The Conservative Debate Over Glenn Beck

There is a major debate going on in conservative ranks about the role being played by radio and TV talk-show host Glenn Beck. David Horowitz and David Frum have been expressing their disparate viewpoints on their websites ( and for Horowitz and for Frum). On Monday, both agreed to carry out a formal exchange that you can find here.

Frum argues that Beck often makes unsubstantiated or exaggerated charges. As an example, he  points to what he considers a crude and undocumented attack on Cass Sunstein, amounting to the  reiteration of the charge that Sunstein, now confirmed as director of the Office of Information and Regulatory Affairs at the OMB, favors animals having the right to sue individuals via lawyers representing them against humans.

Frum contends that rather than being a wild-eyed radical, he is a choice conservatives can not only live with, but should support. He notes accurately that Sunstein’s decisions and views have been praised by scores of conservatives and besides, he is the best candidate that they could hope for in an Obama administration. Moreover, Frum argues that Sunstein does not support the rather far out views of Princeton University ethicist Peter Singer on animal rights.  Indeed, I have heard Beck continually cite Singer’s views as if they were the same as Sunstein’s. They are not, and to date, Beck has not withdrawn these claims.

Frum says Beck is a right-wing populist, whose rantings create a serious danger for conservatives who seek to reach the American people, especially the middle class and independents who are not conservatives but who are on the center-right. He’s afraid that by supporting Beck’s reckless style and thereby legitimizing him, conservatives risk further marginalizing the Republican brand. Conservatives, Frum writes, must emancipate “ourselves from leadership by the most stupid, the most cynical, and the most truthless.”

Horowitz responds that the lengths Frum goes to for the purpose of demonizing Beck are indefensible. Moreover, he argues that Glenn Beck is “on our side,” – the side of conservatism. If not for Beck, Van Jones would not have been exposed and lost his appointment, and the ACORN videos would not have had the impact that has forced Congress to vote to defund them and the Census Bureau to break its contract to use ACORN employees to canvas for the new census. In this, Horowitz is undoubtedly correct.  As for Sunstein, he agrees that Beck may have exaggerated or distorted Sunstein’s actual positions. But he argues that Frum ignores the fact that Sunstein is willing to serve with the radicals that Obama has appointed and has not spoken up about the attempts of the administration to use its power to stop dissent and isolate conservatives from a serious debate.

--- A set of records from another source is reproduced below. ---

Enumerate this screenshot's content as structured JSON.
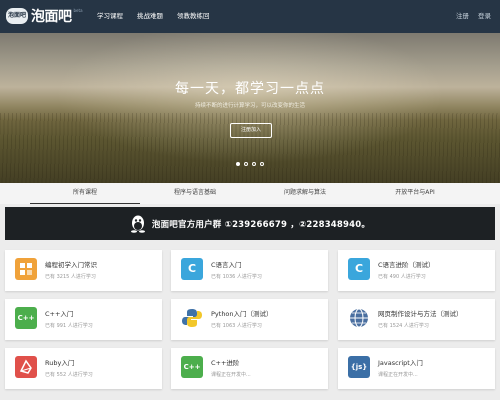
{
  "header": {
    "logo_mark": "泡面吧",
    "logo_text": "泡面吧",
    "logo_sup": "beta",
    "nav": [
      "学习课程",
      "挑战难题",
      "领教教练回"
    ],
    "right_links": [
      "注册",
      "登录"
    ]
  },
  "hero": {
    "title": "每一天，都学习一点点",
    "subtitle": "持续不断的进行计算学习，可以改变你的生活",
    "button_label": "注册加入",
    "slide_count": 4,
    "active_slide": 1
  },
  "tabs": [
    "所有课程",
    "程序与语言基础",
    "问题求解与算法",
    "开放平台与API"
  ],
  "banner": {
    "icon": "qq-penguin-icon",
    "text": "泡面吧官方用户群 ①239266679 ，②228348940。"
  },
  "courses": [
    {
      "title": "编程初学入门常识",
      "sub": "已有 3215 人进行学习",
      "icon": "lightbulb-grid-icon",
      "color": "#f0a23a"
    },
    {
      "title": "C语言入门",
      "sub": "已有 1036 人进行学习",
      "icon": "c-language-icon",
      "color": "#3aa6dc"
    },
    {
      "title": "C语言进阶（测试）",
      "sub": "已有 490 人进行学习",
      "icon": "c-language-icon",
      "color": "#3aa6dc"
    },
    {
      "title": "C++入门",
      "sub": "已有 991 人进行学习",
      "icon": "cpp-language-icon",
      "color": "#4cae4c"
    },
    {
      "title": "Python入门（测试）",
      "sub": "已有 1063 人进行学习",
      "icon": "python-icon",
      "color": "#3f72a8"
    },
    {
      "title": "网页制作设计与方法（测试）",
      "sub": "已有 1524 人进行学习",
      "icon": "globe-icon",
      "color": "#4a6fa0"
    },
    {
      "title": "Ruby入门",
      "sub": "已有 552 人进行学习",
      "icon": "ruby-icon",
      "color": "#e0504a"
    },
    {
      "title": "C++进阶",
      "sub": "课程正在开发中...",
      "icon": "cpp-language-icon",
      "color": "#4cae4c"
    },
    {
      "title": "Javascript入门",
      "sub": "课程正在开发中...",
      "icon": "javascript-icon",
      "color": "#3b6fa6"
    }
  ]
}
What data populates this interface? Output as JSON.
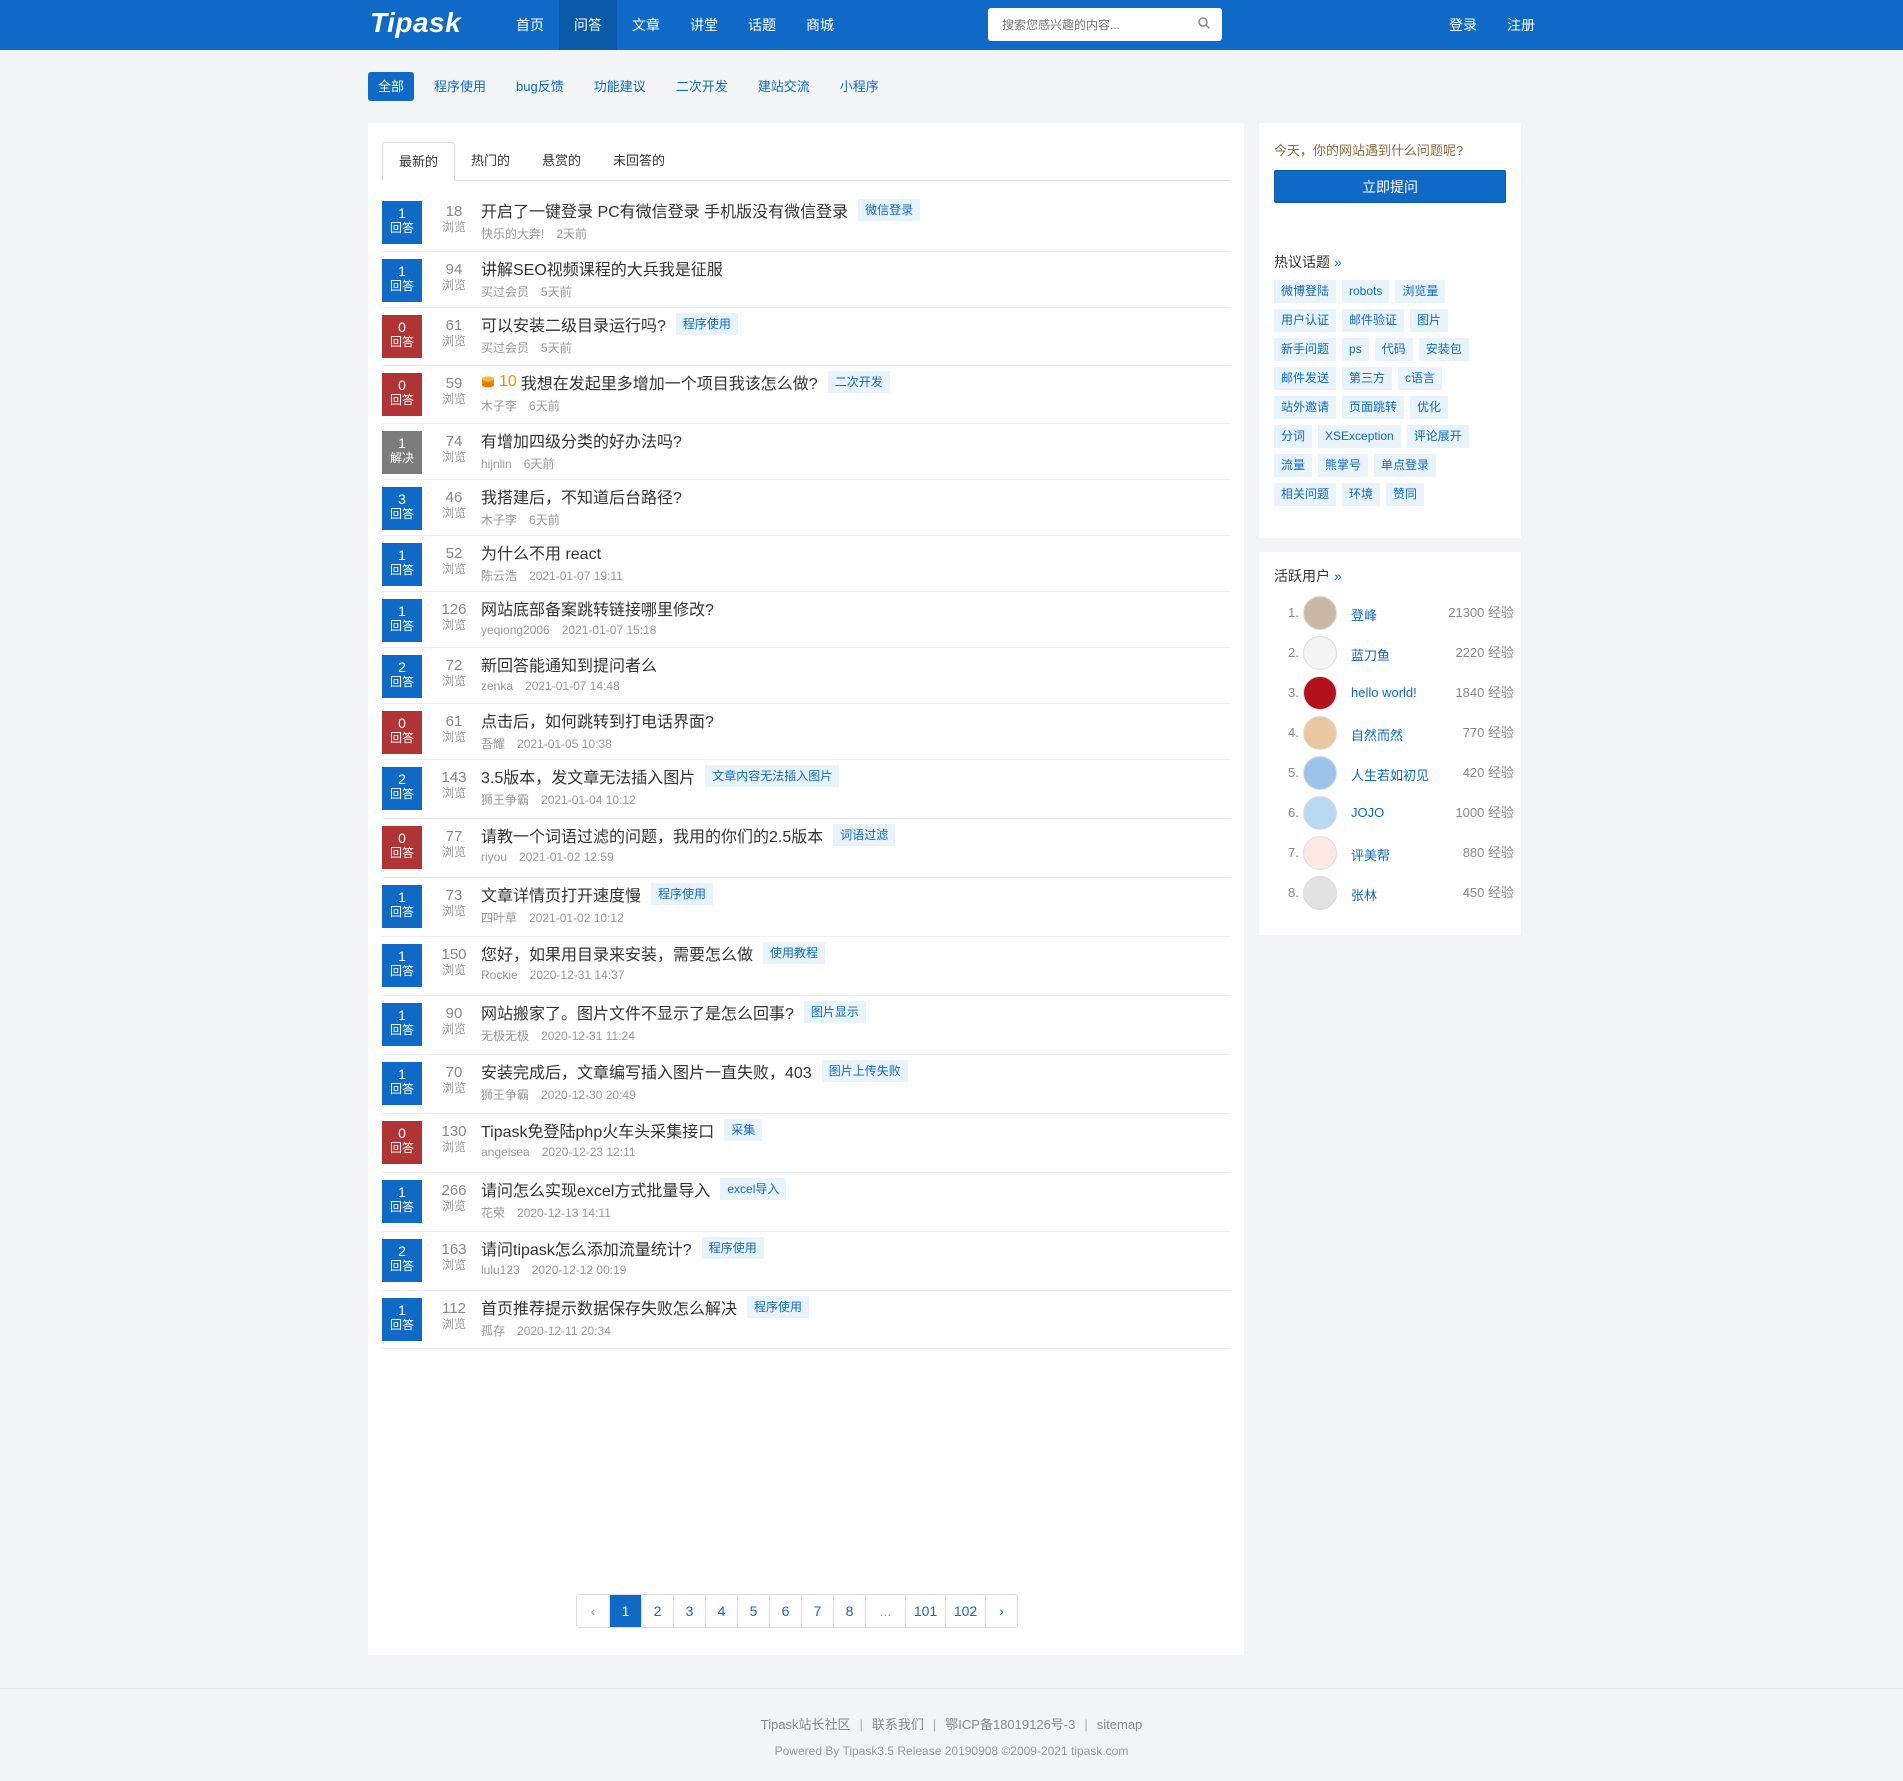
{
  "header": {
    "logo": "Tipask",
    "nav": [
      "首页",
      "问答",
      "文章",
      "讲堂",
      "话题",
      "商城"
    ],
    "nav_active": 1,
    "search_placeholder": "搜索您感兴趣的内容...",
    "login": "登录",
    "register": "注册"
  },
  "categories": [
    "全部",
    "程序使用",
    "bug反馈",
    "功能建议",
    "二次开发",
    "建站交流",
    "小程序"
  ],
  "tabs": [
    "最新的",
    "热门的",
    "悬赏的",
    "未回答的"
  ],
  "questions": [
    {
      "answers": "1",
      "answer_label": "回答",
      "views": "18",
      "views_label": "浏览",
      "title": "开启了一键登录 PC有微信登录 手机版没有微信登录",
      "tag": "微信登录",
      "author": "快乐的大奔!",
      "time": "2天前",
      "color": "blue",
      "bounty": ""
    },
    {
      "answers": "1",
      "answer_label": "回答",
      "views": "94",
      "views_label": "浏览",
      "title": "讲解SEO视频课程的大兵我是征服",
      "tag": "",
      "author": "买过会员",
      "time": "5天前",
      "color": "blue",
      "bounty": ""
    },
    {
      "answers": "0",
      "answer_label": "回答",
      "views": "61",
      "views_label": "浏览",
      "title": "可以安装二级目录运行吗?",
      "tag": "程序使用",
      "author": "买过会员",
      "time": "5天前",
      "color": "red",
      "bounty": ""
    },
    {
      "answers": "0",
      "answer_label": "回答",
      "views": "59",
      "views_label": "浏览",
      "title": "我想在发起里多增加一个项目我该怎么做?",
      "tag": "二次开发",
      "author": "木子李",
      "time": "6天前",
      "color": "red",
      "bounty": "10"
    },
    {
      "answers": "1",
      "answer_label": "解决",
      "views": "74",
      "views_label": "浏览",
      "title": "有增加四级分类的好办法吗?",
      "tag": "",
      "author": "hijnlin",
      "time": "6天前",
      "color": "gray",
      "bounty": ""
    },
    {
      "answers": "3",
      "answer_label": "回答",
      "views": "46",
      "views_label": "浏览",
      "title": "我搭建后，不知道后台路径?",
      "tag": "",
      "author": "木子李",
      "time": "6天前",
      "color": "blue",
      "bounty": ""
    },
    {
      "answers": "1",
      "answer_label": "回答",
      "views": "52",
      "views_label": "浏览",
      "title": "为什么不用 react",
      "tag": "",
      "author": "陈云浩",
      "time": "2021-01-07 19:11",
      "color": "blue",
      "bounty": ""
    },
    {
      "answers": "1",
      "answer_label": "回答",
      "views": "126",
      "views_label": "浏览",
      "title": "网站底部备案跳转链接哪里修改?",
      "tag": "",
      "author": "yeqiong2006",
      "time": "2021-01-07 15:18",
      "color": "blue",
      "bounty": ""
    },
    {
      "answers": "2",
      "answer_label": "回答",
      "views": "72",
      "views_label": "浏览",
      "title": "新回答能通知到提问者么",
      "tag": "",
      "author": "zenka",
      "time": "2021-01-07 14:48",
      "color": "blue",
      "bounty": ""
    },
    {
      "answers": "0",
      "answer_label": "回答",
      "views": "61",
      "views_label": "浏览",
      "title": "点击后，如何跳转到打电话界面?",
      "tag": "",
      "author": "吾耀",
      "time": "2021-01-05 10:38",
      "color": "red",
      "bounty": ""
    },
    {
      "answers": "2",
      "answer_label": "回答",
      "views": "143",
      "views_label": "浏览",
      "title": "3.5版本，发文章无法插入图片",
      "tag": "文章内容无法插入图片",
      "author": "狮王争霸",
      "time": "2021-01-04 10:12",
      "color": "blue",
      "bounty": ""
    },
    {
      "answers": "0",
      "answer_label": "回答",
      "views": "77",
      "views_label": "浏览",
      "title": "请教一个词语过滤的问题，我用的你们的2.5版本",
      "tag": "词语过滤",
      "author": "riyou",
      "time": "2021-01-02 12:59",
      "color": "red",
      "bounty": ""
    },
    {
      "answers": "1",
      "answer_label": "回答",
      "views": "73",
      "views_label": "浏览",
      "title": "文章详情页打开速度慢",
      "tag": "程序使用",
      "author": "四叶草",
      "time": "2021-01-02 10:12",
      "color": "blue",
      "bounty": ""
    },
    {
      "answers": "1",
      "answer_label": "回答",
      "views": "150",
      "views_label": "浏览",
      "title": "您好，如果用目录来安装，需要怎么做",
      "tag": "使用教程",
      "author": "Rockie",
      "time": "2020-12-31 14:37",
      "color": "blue",
      "bounty": ""
    },
    {
      "answers": "1",
      "answer_label": "回答",
      "views": "90",
      "views_label": "浏览",
      "title": "网站搬家了。图片文件不显示了是怎么回事?",
      "tag": "图片显示",
      "author": "无极无极",
      "time": "2020-12-31 11:24",
      "color": "blue",
      "bounty": ""
    },
    {
      "answers": "1",
      "answer_label": "回答",
      "views": "70",
      "views_label": "浏览",
      "title": "安装完成后，文章编写插入图片一直失败，403",
      "tag": "图片上传失败",
      "author": "狮王争霸",
      "time": "2020-12-30 20:49",
      "color": "blue",
      "bounty": ""
    },
    {
      "answers": "0",
      "answer_label": "回答",
      "views": "130",
      "views_label": "浏览",
      "title": "Tipask免登陆php火车头采集接口",
      "tag": "采集",
      "author": "angelsea",
      "time": "2020-12-23 12:11",
      "color": "red",
      "bounty": ""
    },
    {
      "answers": "1",
      "answer_label": "回答",
      "views": "266",
      "views_label": "浏览",
      "title": "请问怎么实现excel方式批量导入",
      "tag": "excel导入",
      "author": "花荣",
      "time": "2020-12-13 14:11",
      "color": "blue",
      "bounty": ""
    },
    {
      "answers": "2",
      "answer_label": "回答",
      "views": "163",
      "views_label": "浏览",
      "title": "请问tipask怎么添加流量统计?",
      "tag": "程序使用",
      "author": "lulu123",
      "time": "2020-12-12 00:19",
      "color": "blue",
      "bounty": ""
    },
    {
      "answers": "1",
      "answer_label": "回答",
      "views": "112",
      "views_label": "浏览",
      "title": "首页推荐提示数据保存失败怎么解决",
      "tag": "程序使用",
      "author": "孤存",
      "time": "2020-12-11 20:34",
      "color": "blue",
      "bounty": ""
    }
  ],
  "pagination": [
    "‹",
    "1",
    "2",
    "3",
    "4",
    "5",
    "6",
    "7",
    "8",
    "...",
    "101",
    "102",
    "›"
  ],
  "sidebar": {
    "ask_hint": "今天，你的网站遇到什么问题呢?",
    "ask_button": "立即提问",
    "hot_title": "热议话题",
    "more": "»",
    "hot_tags": [
      [
        "微博登陆",
        "robots",
        "浏览量"
      ],
      [
        "用户认证",
        "邮件验证",
        "图片"
      ],
      [
        "新手问题",
        "ps",
        "代码",
        "安装包"
      ],
      [
        "邮件发送",
        "第三方",
        "c语言"
      ],
      [
        "站外邀请",
        "页面跳转",
        "优化"
      ],
      [
        "分词",
        "XSException",
        "评论展开"
      ],
      [
        "流量",
        "熊掌号",
        "单点登录"
      ],
      [
        "相关问题",
        "环境",
        "赞同"
      ]
    ],
    "users_title": "活跃用户",
    "users": [
      {
        "rank": "1.",
        "name": "登峰",
        "exp": "21300 经验",
        "avatar": "#c9b8a6"
      },
      {
        "rank": "2.",
        "name": "蓝刀鱼",
        "exp": "2220 经验",
        "avatar": "#f4f4f4"
      },
      {
        "rank": "3.",
        "name": "hello world!",
        "exp": "1840 经验",
        "avatar": "#b3121a"
      },
      {
        "rank": "4.",
        "name": "自然而然",
        "exp": "770 经验",
        "avatar": "#e9c7a0"
      },
      {
        "rank": "5.",
        "name": "人生若如初见",
        "exp": "420 经验",
        "avatar": "#9cc4e8"
      },
      {
        "rank": "6.",
        "name": "JOJO",
        "exp": "1000 经验",
        "avatar": "#b8d9f2"
      },
      {
        "rank": "7.",
        "name": "评美帮",
        "exp": "880 经验",
        "avatar": "#fde9e4"
      },
      {
        "rank": "8.",
        "name": "张林",
        "exp": "450 经验",
        "avatar": "#e2e2e2"
      }
    ]
  },
  "footer": {
    "links": [
      "Tipask站长社区",
      "联系我们",
      "鄂ICP备18019126号-3",
      "sitemap"
    ],
    "copyright": "Powered By Tipask3.5 Release 20190908 ©2009-2021 tipask.com"
  }
}
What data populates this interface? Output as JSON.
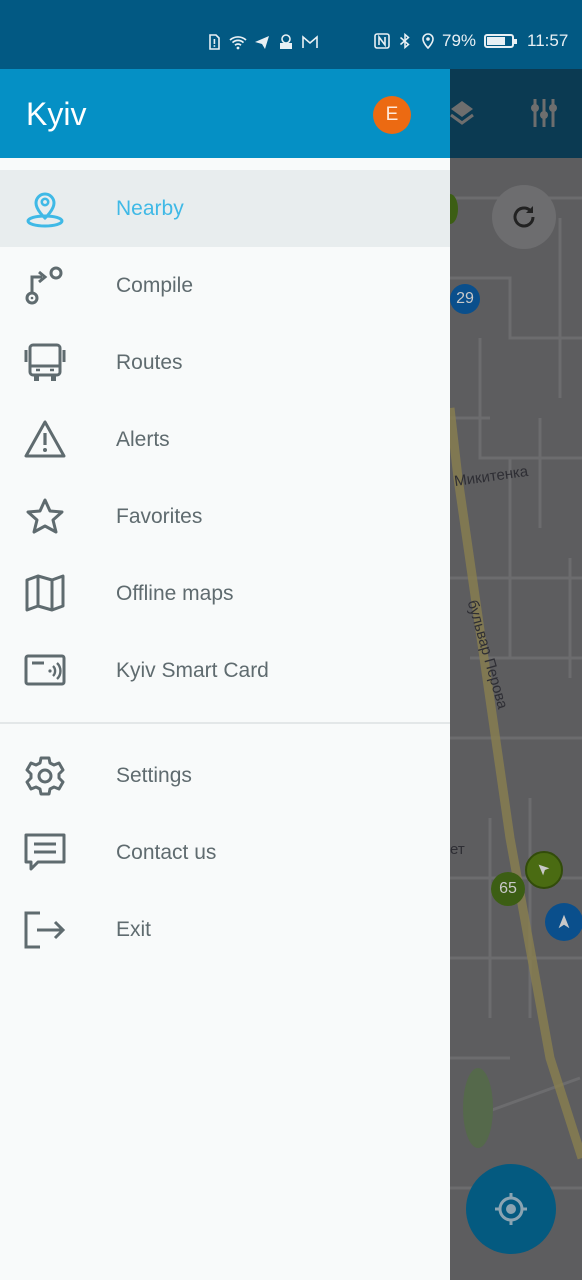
{
  "status_bar": {
    "left_icons": [
      "sim-alert-icon",
      "wifi-icon",
      "telegram-icon",
      "app-notification-icon",
      "gmail-icon"
    ],
    "right_icons": [
      "nfc-icon",
      "bluetooth-icon",
      "location-icon"
    ],
    "battery_percent": "79%",
    "battery_level": 0.79,
    "time": "11:57"
  },
  "drawer": {
    "title": "Kyiv",
    "avatar_initial": "E",
    "avatar_color": "#ec6a12",
    "header_color": "#0590c5",
    "primary_items": [
      {
        "label": "Nearby",
        "icon": "location-pin-icon",
        "active": true
      },
      {
        "label": "Compile",
        "icon": "route-compile-icon",
        "active": false
      },
      {
        "label": "Routes",
        "icon": "bus-icon",
        "active": false
      },
      {
        "label": "Alerts",
        "icon": "warning-icon",
        "active": false
      },
      {
        "label": "Favorites",
        "icon": "star-icon",
        "active": false
      },
      {
        "label": "Offline maps",
        "icon": "map-icon",
        "active": false
      },
      {
        "label": "Kyiv Smart Card",
        "icon": "smart-card-icon",
        "active": false
      }
    ],
    "secondary_items": [
      {
        "label": "Settings",
        "icon": "gear-icon"
      },
      {
        "label": "Contact us",
        "icon": "chat-icon"
      },
      {
        "label": "Exit",
        "icon": "exit-icon"
      }
    ],
    "active_color": "#3fb9e6"
  },
  "map": {
    "toolbar_icons": [
      "layers-icon",
      "filter-sliders-icon"
    ],
    "street_labels": [
      "Микитенка",
      "бульвар Перова",
      "ет"
    ],
    "markers": [
      {
        "label": "29",
        "type": "route-number",
        "color": "#0a4f8c"
      },
      {
        "label": "65",
        "type": "route-number",
        "color": "#3c5e14"
      },
      {
        "label": "",
        "type": "vehicle-direction",
        "color": "#4a6b12"
      },
      {
        "label": "",
        "type": "vehicle-direction",
        "color": "#0a4f8c"
      }
    ]
  }
}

On Monday, Frum’s arguments were endorsed by former White House speechwriter Peter Wehner. Writing at Contentions, Wehner argues that as he sees Beck, the TV host is “more of a populist and libertarian than a conservative, more of a Perotista than a Reaganite.” He sees many of his claims as “unfair and not good for the country” and his contempt for all political parties as anti-Burkean. Wehner’s attention is focused mainly on Beck’s style, and he calls his shtick as “a mix of fear, resentment and anger.” Acknowledging that much of what he has done is “fine and appropriate,” he concludes that the role Beck plays today  is “harmful in its totality.” Like Frum, he is upset that many are content to see Beck as the public face of today’s conservatism.

Indeed, I would agree that Beck does often go over the top. Wehner is correct that Beck throws out words like American imperialism, and last week I heard him complain about how America became an empire. He does not seem to comprehend that many of these assertions are those of the Left and men like Van Jones, whose job in the administration he rightfully fought against because of Jones’ Communist views. No one seems to have told Beck this or stopped to correct him.

I have my own tiff with him. In the chart he put on this famous blackboard on Friday, he put Woodrow Wilson at the bottom as the centerpiece and creator of the radical statist or socialist country that he fears America is becoming.  He rattled on about the number of political prisoners Wilson had in jail, and the war he brought the nation into. Now I realize Beck gets his view of Wilson from a chapter in Jonah Goldberg’s Liberal Fascism, but aside from this, I doubt whether Beck has read anything else about Wilson. If he had, he might have realized that Wilson was an opponent not only of the Bolshevik regime in Russia, but of America’s domestic radicals at home. The people Wilson thought of as dangerous to America were the counterparts of those Beck is fighting today. Yes, Wilson violated civil liberties and used the Espionage and Sedition Act of 1918 to imprison dissenters- including my own cousin, who became the subject of a major Supreme Court case, Abrams v. United States.

This week, Beck achieved the ultimate -- the cover of Time magazine.  He also received an extended analysis from the New York Times’ ultra-liberal columnist and former theater critic, Frank Rich. The Time article by David Von Drehle , despite some real negatives about Beck, has guaranteed perhaps a tenfold increase in his audience, at least this week. Whatever the article says, the cover photo of Beck, who characteristically shows his disdain for the MSM by sticking his tongue out for the magazine’s photographer, makes it clear that the man is important and cannot be ignored -- and perhaps is somewhat of a clown.